── INPUT RECORDS ──
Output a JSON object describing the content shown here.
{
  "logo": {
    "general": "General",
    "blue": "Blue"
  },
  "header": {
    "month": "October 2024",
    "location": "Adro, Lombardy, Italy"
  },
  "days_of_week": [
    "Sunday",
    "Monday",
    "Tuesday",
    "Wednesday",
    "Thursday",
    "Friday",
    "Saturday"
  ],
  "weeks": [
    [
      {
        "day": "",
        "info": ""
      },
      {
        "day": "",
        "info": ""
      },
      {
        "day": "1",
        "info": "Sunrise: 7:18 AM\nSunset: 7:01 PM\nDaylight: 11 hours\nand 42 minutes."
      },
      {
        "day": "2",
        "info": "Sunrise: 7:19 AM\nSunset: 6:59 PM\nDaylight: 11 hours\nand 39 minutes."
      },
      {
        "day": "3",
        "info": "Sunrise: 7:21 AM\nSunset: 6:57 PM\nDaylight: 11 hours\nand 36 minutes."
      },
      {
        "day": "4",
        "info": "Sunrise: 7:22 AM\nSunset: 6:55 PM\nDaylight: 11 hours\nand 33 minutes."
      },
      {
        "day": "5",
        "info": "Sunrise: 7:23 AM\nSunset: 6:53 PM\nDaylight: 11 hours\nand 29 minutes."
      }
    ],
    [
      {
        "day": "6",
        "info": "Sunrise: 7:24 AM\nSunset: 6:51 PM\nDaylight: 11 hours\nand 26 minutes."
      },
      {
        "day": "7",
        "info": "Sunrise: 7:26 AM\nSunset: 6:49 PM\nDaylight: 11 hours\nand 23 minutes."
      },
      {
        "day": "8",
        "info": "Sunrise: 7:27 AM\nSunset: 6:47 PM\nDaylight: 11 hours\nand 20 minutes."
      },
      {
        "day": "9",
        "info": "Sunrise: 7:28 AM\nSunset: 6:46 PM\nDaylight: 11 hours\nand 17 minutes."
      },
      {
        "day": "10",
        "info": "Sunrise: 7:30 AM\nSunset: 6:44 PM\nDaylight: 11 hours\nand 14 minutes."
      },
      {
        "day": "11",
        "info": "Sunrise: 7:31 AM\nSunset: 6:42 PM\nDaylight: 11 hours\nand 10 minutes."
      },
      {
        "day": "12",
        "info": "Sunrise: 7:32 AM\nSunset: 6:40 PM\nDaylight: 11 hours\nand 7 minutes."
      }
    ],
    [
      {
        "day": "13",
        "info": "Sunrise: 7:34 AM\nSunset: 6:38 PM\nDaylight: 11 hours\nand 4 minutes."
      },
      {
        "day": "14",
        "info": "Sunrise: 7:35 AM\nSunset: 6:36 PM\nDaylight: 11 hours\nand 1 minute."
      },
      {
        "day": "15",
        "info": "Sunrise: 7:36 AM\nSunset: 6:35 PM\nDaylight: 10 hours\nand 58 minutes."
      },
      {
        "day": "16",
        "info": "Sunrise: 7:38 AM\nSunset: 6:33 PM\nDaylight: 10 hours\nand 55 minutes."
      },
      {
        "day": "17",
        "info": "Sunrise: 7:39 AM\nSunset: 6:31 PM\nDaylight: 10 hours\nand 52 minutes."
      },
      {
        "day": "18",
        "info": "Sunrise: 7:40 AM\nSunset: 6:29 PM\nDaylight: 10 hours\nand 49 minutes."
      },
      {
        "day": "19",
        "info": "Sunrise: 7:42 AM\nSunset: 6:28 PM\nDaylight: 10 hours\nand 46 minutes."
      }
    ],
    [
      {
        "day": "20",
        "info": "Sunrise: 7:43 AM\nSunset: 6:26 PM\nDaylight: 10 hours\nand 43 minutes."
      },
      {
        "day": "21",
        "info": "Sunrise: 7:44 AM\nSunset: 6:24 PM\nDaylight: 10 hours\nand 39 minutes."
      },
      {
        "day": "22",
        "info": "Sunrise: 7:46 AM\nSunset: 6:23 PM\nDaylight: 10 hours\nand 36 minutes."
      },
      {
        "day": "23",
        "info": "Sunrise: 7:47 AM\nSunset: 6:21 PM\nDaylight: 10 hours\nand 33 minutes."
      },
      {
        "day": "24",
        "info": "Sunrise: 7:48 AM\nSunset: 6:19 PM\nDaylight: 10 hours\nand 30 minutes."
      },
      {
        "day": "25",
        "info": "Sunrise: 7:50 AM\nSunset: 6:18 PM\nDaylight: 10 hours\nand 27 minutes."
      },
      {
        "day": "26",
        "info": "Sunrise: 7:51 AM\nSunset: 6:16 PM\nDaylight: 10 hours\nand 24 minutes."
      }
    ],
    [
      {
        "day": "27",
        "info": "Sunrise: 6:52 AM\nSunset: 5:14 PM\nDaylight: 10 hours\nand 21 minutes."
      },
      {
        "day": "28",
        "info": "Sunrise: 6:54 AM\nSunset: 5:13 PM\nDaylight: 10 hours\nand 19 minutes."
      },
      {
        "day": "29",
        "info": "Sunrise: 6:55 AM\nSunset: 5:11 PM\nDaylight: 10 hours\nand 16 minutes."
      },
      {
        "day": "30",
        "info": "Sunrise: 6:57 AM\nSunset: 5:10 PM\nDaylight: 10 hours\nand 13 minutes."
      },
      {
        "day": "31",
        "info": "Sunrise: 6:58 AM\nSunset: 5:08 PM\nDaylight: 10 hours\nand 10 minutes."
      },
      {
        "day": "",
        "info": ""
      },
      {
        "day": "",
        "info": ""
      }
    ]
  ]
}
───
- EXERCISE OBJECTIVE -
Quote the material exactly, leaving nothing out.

- THE COMPLETED TASK -
Output a JSON object describing the content shown here.
{
  "logo": {
    "general": "General",
    "blue": "Blue"
  },
  "header": {
    "month": "October 2024",
    "location": "Adro, Lombardy, Italy"
  },
  "days_of_week": [
    "Sunday",
    "Monday",
    "Tuesday",
    "Wednesday",
    "Thursday",
    "Friday",
    "Saturday"
  ],
  "weeks": [
    [
      {
        "day": "",
        "info": ""
      },
      {
        "day": "",
        "info": ""
      },
      {
        "day": "1",
        "info": "Sunrise: 7:18 AM\nSunset: 7:01 PM\nDaylight: 11 hours\nand 42 minutes."
      },
      {
        "day": "2",
        "info": "Sunrise: 7:19 AM\nSunset: 6:59 PM\nDaylight: 11 hours\nand 39 minutes."
      },
      {
        "day": "3",
        "info": "Sunrise: 7:21 AM\nSunset: 6:57 PM\nDaylight: 11 hours\nand 36 minutes."
      },
      {
        "day": "4",
        "info": "Sunrise: 7:22 AM\nSunset: 6:55 PM\nDaylight: 11 hours\nand 33 minutes."
      },
      {
        "day": "5",
        "info": "Sunrise: 7:23 AM\nSunset: 6:53 PM\nDaylight: 11 hours\nand 29 minutes."
      }
    ],
    [
      {
        "day": "6",
        "info": "Sunrise: 7:24 AM\nSunset: 6:51 PM\nDaylight: 11 hours\nand 26 minutes."
      },
      {
        "day": "7",
        "info": "Sunrise: 7:26 AM\nSunset: 6:49 PM\nDaylight: 11 hours\nand 23 minutes."
      },
      {
        "day": "8",
        "info": "Sunrise: 7:27 AM\nSunset: 6:47 PM\nDaylight: 11 hours\nand 20 minutes."
      },
      {
        "day": "9",
        "info": "Sunrise: 7:28 AM\nSunset: 6:46 PM\nDaylight: 11 hours\nand 17 minutes."
      },
      {
        "day": "10",
        "info": "Sunrise: 7:30 AM\nSunset: 6:44 PM\nDaylight: 11 hours\nand 14 minutes."
      },
      {
        "day": "11",
        "info": "Sunrise: 7:31 AM\nSunset: 6:42 PM\nDaylight: 11 hours\nand 10 minutes."
      },
      {
        "day": "12",
        "info": "Sunrise: 7:32 AM\nSunset: 6:40 PM\nDaylight: 11 hours\nand 7 minutes."
      }
    ],
    [
      {
        "day": "13",
        "info": "Sunrise: 7:34 AM\nSunset: 6:38 PM\nDaylight: 11 hours\nand 4 minutes."
      },
      {
        "day": "14",
        "info": "Sunrise: 7:35 AM\nSunset: 6:36 PM\nDaylight: 11 hours\nand 1 minute."
      },
      {
        "day": "15",
        "info": "Sunrise: 7:36 AM\nSunset: 6:35 PM\nDaylight: 10 hours\nand 58 minutes."
      },
      {
        "day": "16",
        "info": "Sunrise: 7:38 AM\nSunset: 6:33 PM\nDaylight: 10 hours\nand 55 minutes."
      },
      {
        "day": "17",
        "info": "Sunrise: 7:39 AM\nSunset: 6:31 PM\nDaylight: 10 hours\nand 52 minutes."
      },
      {
        "day": "18",
        "info": "Sunrise: 7:40 AM\nSunset: 6:29 PM\nDaylight: 10 hours\nand 49 minutes."
      },
      {
        "day": "19",
        "info": "Sunrise: 7:42 AM\nSunset: 6:28 PM\nDaylight: 10 hours\nand 46 minutes."
      }
    ],
    [
      {
        "day": "20",
        "info": "Sunrise: 7:43 AM\nSunset: 6:26 PM\nDaylight: 10 hours\nand 43 minutes."
      },
      {
        "day": "21",
        "info": "Sunrise: 7:44 AM\nSunset: 6:24 PM\nDaylight: 10 hours\nand 39 minutes."
      },
      {
        "day": "22",
        "info": "Sunrise: 7:46 AM\nSunset: 6:23 PM\nDaylight: 10 hours\nand 36 minutes."
      },
      {
        "day": "23",
        "info": "Sunrise: 7:47 AM\nSunset: 6:21 PM\nDaylight: 10 hours\nand 33 minutes."
      },
      {
        "day": "24",
        "info": "Sunrise: 7:48 AM\nSunset: 6:19 PM\nDaylight: 10 hours\nand 30 minutes."
      },
      {
        "day": "25",
        "info": "Sunrise: 7:50 AM\nSunset: 6:18 PM\nDaylight: 10 hours\nand 27 minutes."
      },
      {
        "day": "26",
        "info": "Sunrise: 7:51 AM\nSunset: 6:16 PM\nDaylight: 10 hours\nand 24 minutes."
      }
    ],
    [
      {
        "day": "27",
        "info": "Sunrise: 6:52 AM\nSunset: 5:14 PM\nDaylight: 10 hours\nand 21 minutes."
      },
      {
        "day": "28",
        "info": "Sunrise: 6:54 AM\nSunset: 5:13 PM\nDaylight: 10 hours\nand 19 minutes."
      },
      {
        "day": "29",
        "info": "Sunrise: 6:55 AM\nSunset: 5:11 PM\nDaylight: 10 hours\nand 16 minutes."
      },
      {
        "day": "30",
        "info": "Sunrise: 6:57 AM\nSunset: 5:10 PM\nDaylight: 10 hours\nand 13 minutes."
      },
      {
        "day": "31",
        "info": "Sunrise: 6:58 AM\nSunset: 5:08 PM\nDaylight: 10 hours\nand 10 minutes."
      },
      {
        "day": "",
        "info": ""
      },
      {
        "day": "",
        "info": ""
      }
    ]
  ]
}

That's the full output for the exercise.